There’s one thing you should keep in mind when you take the first bite of this cake, mind the pits! I almost injured one of my cousins at one of our family gatherings when I forgot to tell her that I left out the pitting. Luckily, her teeth survived and everybody loved the cake. There is lots of spitting involved so you shouldn’t serve this cake at a formal afternoon tea, keep it for friends you know well!

Kirschenplotzer

Kirschenmichel

For a 25cm / 10″ springform pan you need

sweet cherries, unpitted, rinsed, 1kg / 2 pounds
hazelnuts, chopped, 60g / 2 ounces
sweet soft buns, fresh or stale, cut into cubes, 175g / 6 ounces (around 3-4 buns)
milk 350 ml / 12 ounces
organic eggs 3
a pinch of salt
butter, soft, 100g / 3.5 ounces
sugar 120g / 4 ouces
Kirsch liqueur 2 tablespoons
plain flour 100g / 3.5 ounces
baking powder 2 1/2 teaspoons
ground cinnamon 2 1/2 teaspoons
cloves, crushed, 4
breadcrumbs to line the pan

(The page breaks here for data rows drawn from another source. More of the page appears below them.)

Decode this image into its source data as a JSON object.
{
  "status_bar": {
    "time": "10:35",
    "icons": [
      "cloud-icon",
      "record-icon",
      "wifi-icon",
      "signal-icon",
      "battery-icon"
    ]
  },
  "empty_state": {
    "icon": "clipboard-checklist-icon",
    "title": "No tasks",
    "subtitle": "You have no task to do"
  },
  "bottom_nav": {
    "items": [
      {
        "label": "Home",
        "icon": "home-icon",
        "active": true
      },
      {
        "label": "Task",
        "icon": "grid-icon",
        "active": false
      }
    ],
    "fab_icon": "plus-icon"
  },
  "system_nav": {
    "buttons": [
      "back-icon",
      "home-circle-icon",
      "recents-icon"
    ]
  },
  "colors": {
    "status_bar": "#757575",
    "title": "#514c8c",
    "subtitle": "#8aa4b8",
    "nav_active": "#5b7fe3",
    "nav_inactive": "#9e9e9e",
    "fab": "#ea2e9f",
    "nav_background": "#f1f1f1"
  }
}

Set the oven to 180°C / 355°F (fan-assisted oven), butter and line the springform pan with breadcrumbs.

Bring the milk to the boil, put the chopped bread in a big bowl and soak it in the milk for a few minutes.

Beat the egg whites and salt till stiff.

Mix the butter and sugar till fluffy, add the egg yolks and Kirsch liqueur and mix for 2 minutes till creamy. Stir in the soaked buns with a spoon and mix well.

Combine the flour, baking powder and spices and stir into the butter egg mixture with a wooden spoon. When it’s well combined stir in the stiff egg whites. Add the cherries and nuts and pour into the springform pan.

Bake for 50 minutes or until golden brown. Check with a skewer, it should come out clean. Let the cake cool down for a few minutes.

You should keep the Kirschenmichel in the fridge but always serve it at room temperature!

Kirschenplotzer

 

Kirschenplotzer

 

Kirschenplotzer